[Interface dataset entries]

*** Block opens ***

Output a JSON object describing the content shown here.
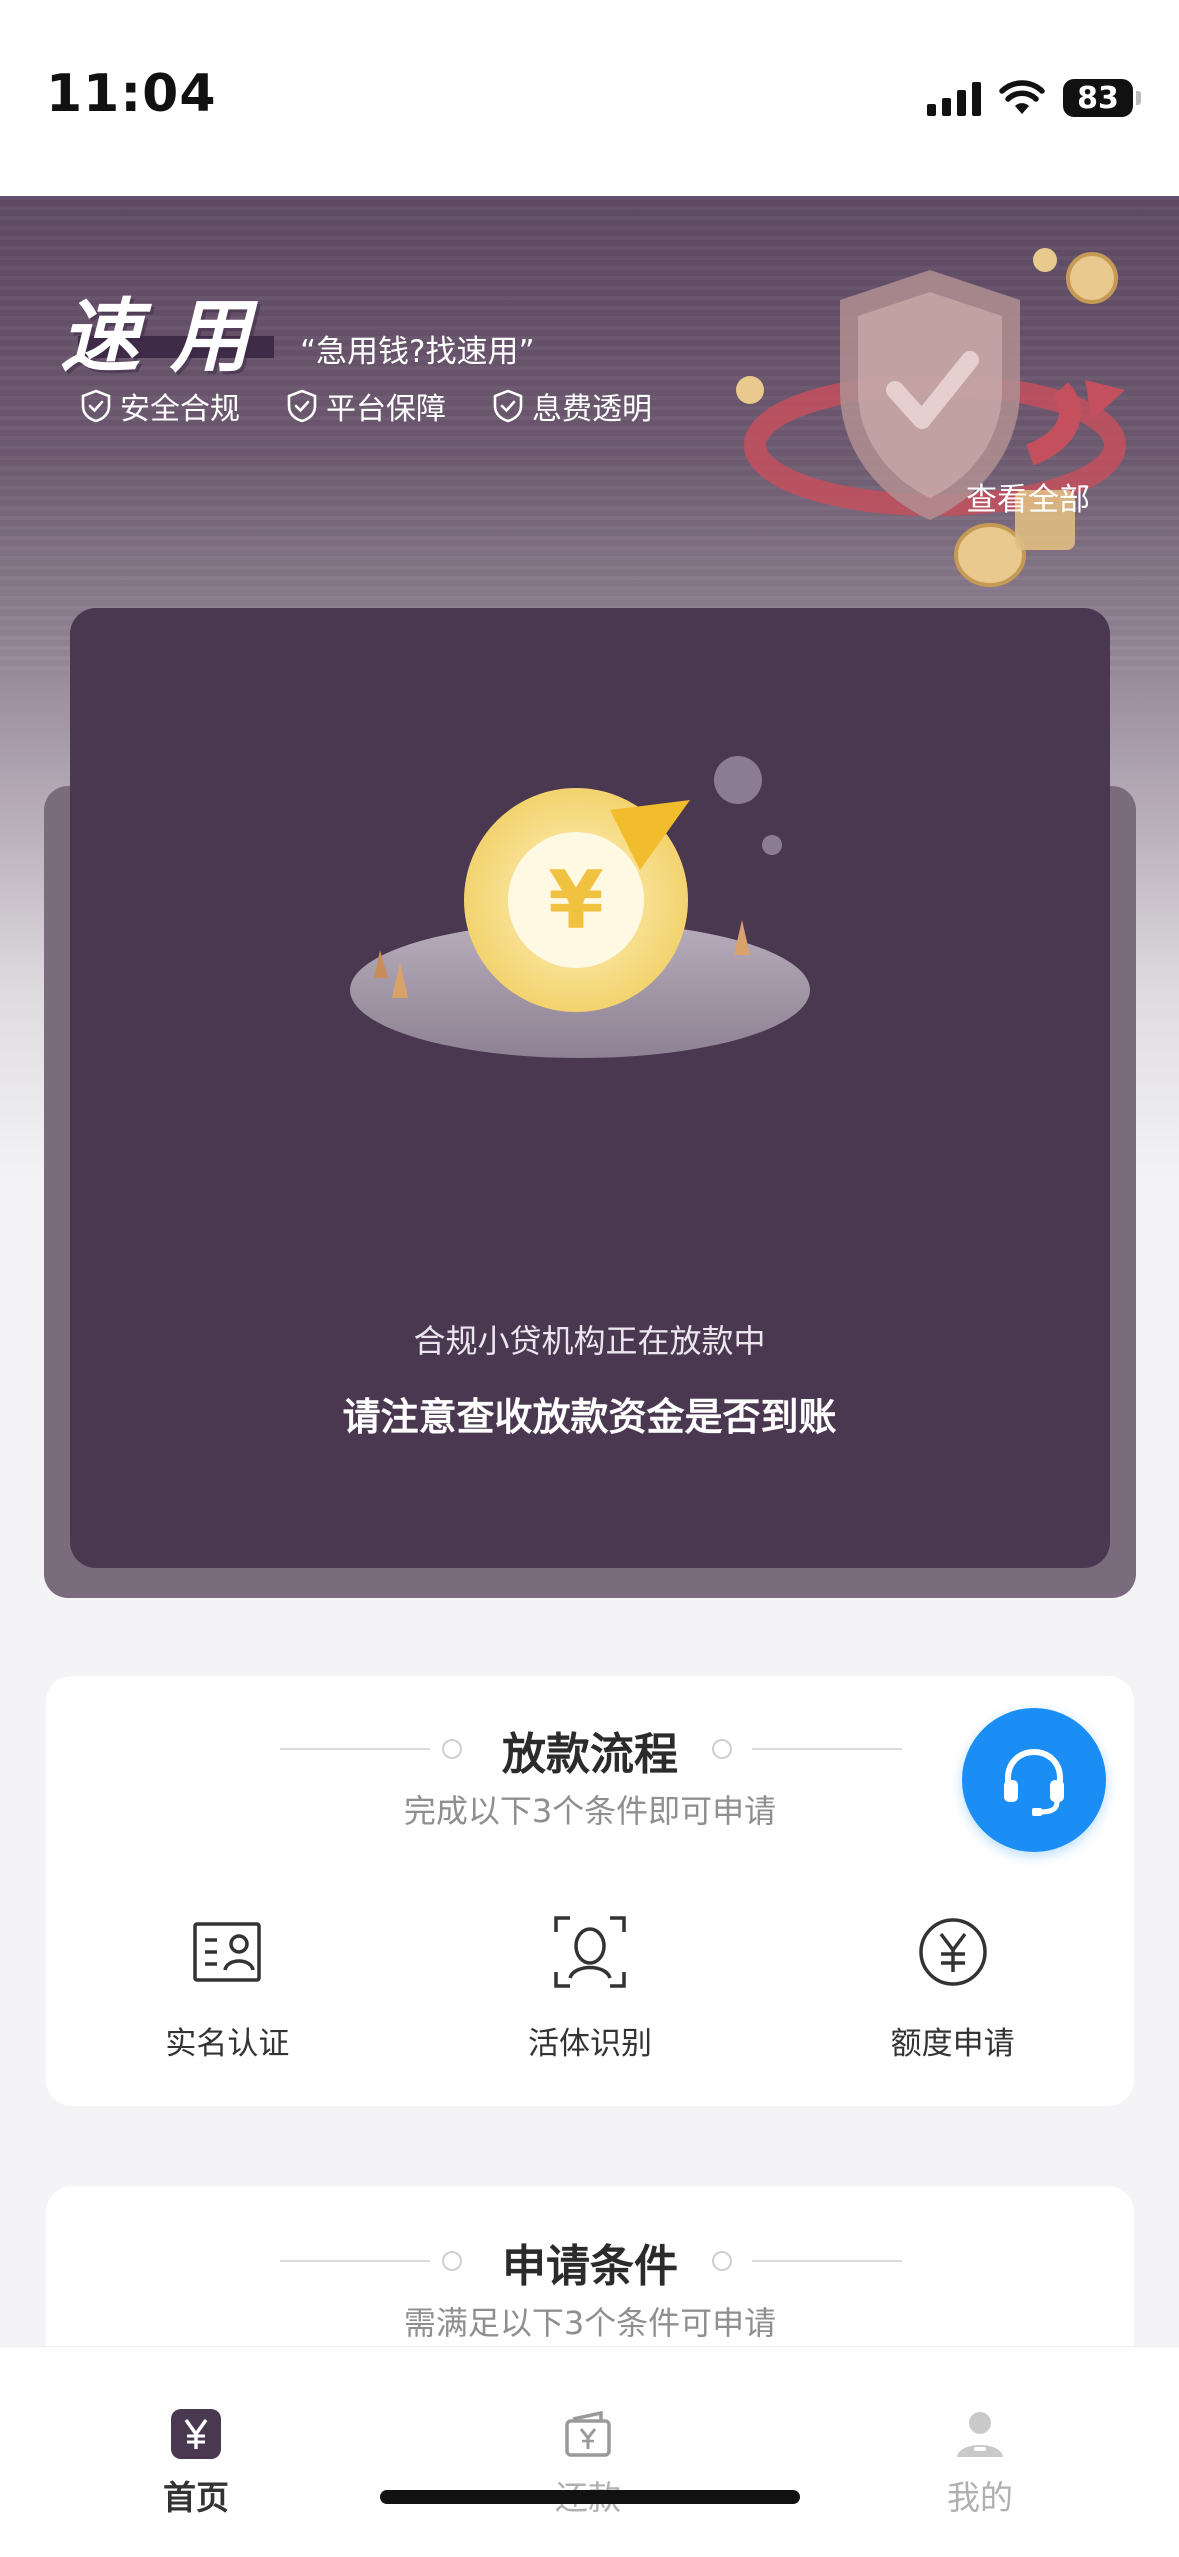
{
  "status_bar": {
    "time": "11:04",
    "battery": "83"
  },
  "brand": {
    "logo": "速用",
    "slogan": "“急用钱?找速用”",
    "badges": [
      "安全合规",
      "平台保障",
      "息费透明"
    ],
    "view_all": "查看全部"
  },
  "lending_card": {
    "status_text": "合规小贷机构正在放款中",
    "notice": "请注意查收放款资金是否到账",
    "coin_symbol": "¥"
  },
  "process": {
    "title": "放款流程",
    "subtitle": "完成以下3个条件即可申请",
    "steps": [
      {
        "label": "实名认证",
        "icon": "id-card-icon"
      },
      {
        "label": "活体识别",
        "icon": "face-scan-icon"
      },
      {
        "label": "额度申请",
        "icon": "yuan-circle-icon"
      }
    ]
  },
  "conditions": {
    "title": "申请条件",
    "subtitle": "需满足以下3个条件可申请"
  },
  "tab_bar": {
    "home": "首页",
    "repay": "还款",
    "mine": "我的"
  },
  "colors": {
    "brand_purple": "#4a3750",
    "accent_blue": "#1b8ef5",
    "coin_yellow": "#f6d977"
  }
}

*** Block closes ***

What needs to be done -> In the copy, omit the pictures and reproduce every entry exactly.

Result ->
Output a JSON object describing the content shown here.
{
  "status_bar": {
    "time": "11:04",
    "battery": "83"
  },
  "brand": {
    "logo": "速用",
    "slogan": "“急用钱?找速用”",
    "badges": [
      "安全合规",
      "平台保障",
      "息费透明"
    ],
    "view_all": "查看全部"
  },
  "lending_card": {
    "status_text": "合规小贷机构正在放款中",
    "notice": "请注意查收放款资金是否到账",
    "coin_symbol": "¥"
  },
  "process": {
    "title": "放款流程",
    "subtitle": "完成以下3个条件即可申请",
    "steps": [
      {
        "label": "实名认证",
        "icon": "id-card-icon"
      },
      {
        "label": "活体识别",
        "icon": "face-scan-icon"
      },
      {
        "label": "额度申请",
        "icon": "yuan-circle-icon"
      }
    ]
  },
  "conditions": {
    "title": "申请条件",
    "subtitle": "需满足以下3个条件可申请"
  },
  "tab_bar": {
    "home": "首页",
    "repay": "还款",
    "mine": "我的"
  },
  "colors": {
    "brand_purple": "#4a3750",
    "accent_blue": "#1b8ef5",
    "coin_yellow": "#f6d977"
  }
}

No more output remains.